I was using private transportation one day, and I sit behind a couple of high school students. Turns out an old guy gets in the bus and starts preaching about the Bible and stuff. The kid in front of me started recording the guy preaching, and I could slightly look over its shoulder him typing something and making silly faces while the guy was being recorded.
Now, it’s obvious the kid was mocking the random preacher, but what really upset me was that I noticed I was also visible in the video sitting down alongside the guy who was standing up in the middle of the bus preaching. I realized this, and because of my old fuck spirit I went and told the kid:
“Excuse me, I realized you were recording and I noticed I appeared in your video. I’d appreciate if you didn’t publish that”.
I was reaching my stop already and the kid said nothing to me. I don’t know if the kid published the video or not, but I was just trying to make him aware of it, and even though it wouldn’t really bother me if it was published, I still wouldn’t appreciate appearing in his mockery video even if I wasn't doing anything.
I used to run from cameras when people were recording, but now how do I know when someone is recording anything at any time with their smartphones. Some of my friends have recorded me while hanging out, or simply doing nonsense, and even though I know they think it's harmless, it does bother me a bit and quite frankly kind of makes me paranoid. You can be recorded at any time now, and be published in just a few seconds after being recorded regardless of any context, and without consent.

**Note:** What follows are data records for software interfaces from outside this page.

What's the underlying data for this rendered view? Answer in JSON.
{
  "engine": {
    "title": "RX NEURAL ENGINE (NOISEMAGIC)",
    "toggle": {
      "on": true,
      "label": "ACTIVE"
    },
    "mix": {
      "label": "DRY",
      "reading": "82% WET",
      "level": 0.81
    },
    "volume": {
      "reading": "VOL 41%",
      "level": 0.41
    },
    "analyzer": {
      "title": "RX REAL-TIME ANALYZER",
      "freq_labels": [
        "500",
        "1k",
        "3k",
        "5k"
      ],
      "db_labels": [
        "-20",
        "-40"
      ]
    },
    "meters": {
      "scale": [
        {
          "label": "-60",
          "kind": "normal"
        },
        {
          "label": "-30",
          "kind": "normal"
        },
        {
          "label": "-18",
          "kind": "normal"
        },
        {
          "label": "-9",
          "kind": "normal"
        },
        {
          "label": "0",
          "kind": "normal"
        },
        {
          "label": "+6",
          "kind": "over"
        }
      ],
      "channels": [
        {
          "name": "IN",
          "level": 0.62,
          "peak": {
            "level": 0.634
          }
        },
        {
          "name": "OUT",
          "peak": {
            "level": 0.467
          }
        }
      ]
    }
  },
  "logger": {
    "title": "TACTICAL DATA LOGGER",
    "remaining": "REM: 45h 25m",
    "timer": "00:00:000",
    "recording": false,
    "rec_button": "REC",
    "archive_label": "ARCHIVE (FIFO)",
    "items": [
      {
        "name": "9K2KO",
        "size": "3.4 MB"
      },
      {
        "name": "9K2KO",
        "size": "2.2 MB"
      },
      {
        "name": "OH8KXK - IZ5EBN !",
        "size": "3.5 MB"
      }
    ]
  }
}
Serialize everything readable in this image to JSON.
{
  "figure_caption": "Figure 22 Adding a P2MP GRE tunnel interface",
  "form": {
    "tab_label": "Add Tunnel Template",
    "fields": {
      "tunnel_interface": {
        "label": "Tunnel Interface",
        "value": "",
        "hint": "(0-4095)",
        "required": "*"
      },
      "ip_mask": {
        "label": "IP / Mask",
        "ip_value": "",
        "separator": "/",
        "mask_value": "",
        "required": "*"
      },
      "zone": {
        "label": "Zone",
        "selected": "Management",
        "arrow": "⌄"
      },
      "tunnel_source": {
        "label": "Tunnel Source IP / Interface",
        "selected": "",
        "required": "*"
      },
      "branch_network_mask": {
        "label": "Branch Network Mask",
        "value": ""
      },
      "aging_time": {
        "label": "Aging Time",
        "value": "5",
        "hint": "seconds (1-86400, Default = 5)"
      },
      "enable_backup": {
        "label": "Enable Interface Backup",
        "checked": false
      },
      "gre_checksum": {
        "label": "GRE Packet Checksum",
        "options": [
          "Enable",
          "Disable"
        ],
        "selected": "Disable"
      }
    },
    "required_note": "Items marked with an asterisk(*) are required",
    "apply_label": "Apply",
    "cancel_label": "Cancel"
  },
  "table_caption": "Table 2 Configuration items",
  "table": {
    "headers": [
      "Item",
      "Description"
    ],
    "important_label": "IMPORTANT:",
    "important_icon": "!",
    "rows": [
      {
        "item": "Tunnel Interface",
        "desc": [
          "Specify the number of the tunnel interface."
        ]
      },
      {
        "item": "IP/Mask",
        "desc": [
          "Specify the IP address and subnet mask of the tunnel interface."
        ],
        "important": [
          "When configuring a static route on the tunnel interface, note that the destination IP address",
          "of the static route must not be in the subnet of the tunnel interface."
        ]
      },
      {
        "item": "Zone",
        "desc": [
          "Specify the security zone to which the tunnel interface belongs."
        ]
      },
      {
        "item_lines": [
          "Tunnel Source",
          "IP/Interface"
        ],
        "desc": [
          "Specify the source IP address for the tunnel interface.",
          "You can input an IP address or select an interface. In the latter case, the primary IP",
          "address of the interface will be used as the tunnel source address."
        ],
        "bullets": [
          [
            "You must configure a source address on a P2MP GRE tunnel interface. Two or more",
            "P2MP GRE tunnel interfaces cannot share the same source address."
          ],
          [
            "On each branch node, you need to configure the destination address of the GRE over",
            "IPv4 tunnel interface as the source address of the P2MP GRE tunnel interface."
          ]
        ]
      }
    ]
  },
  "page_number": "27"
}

That is how we contribute to live under the Surveillance Culture. Every revenge video published about ex boyfriends/girlfriends, every nude pic you share about someone else (specially pictures that girls confide to guys), every time you forward a terrible accident, a shocking video of a murder or anything of the sorts, and just in general every time you help make viral to lower or big scale any sort of scandal or gossip about someone else you are already contributing to the Surveillance Culture.
Technology has built a society that has moved the concept of Panopticon, into much more than a physical one, but a digital one.
Shoshana Zuboff, a Harvard egressed and Ph.D in social psychology wrote a book called In the "Age of the Smart Machine", in which, even though I personally haven’t read it, it has come to my attention that she compares the Panopticon to how computers are used to track behaviors, efficiency, etc, on workers, while workers are not able to tell they are being monitored/spied on.
Gertrude Himmelfarb, an American historian called the concept of Panopticon: “A tool of oppression and social control”.
Michel Foucault, a French philosopher coined the term “panopticism” and stated: “The Panopticon is an ideal architectural figure of modern disciplinary power. The Panopticon creates a consciousness of permanent visibility as a form of power, where no bars, chains, and heavy locks are necessary for domination any more.”
If it hasn’t rung any bells, you’ll realize by now we live in a society ran under “panopticism”. Within a political structure, and enforced by a social structure -- ourselves.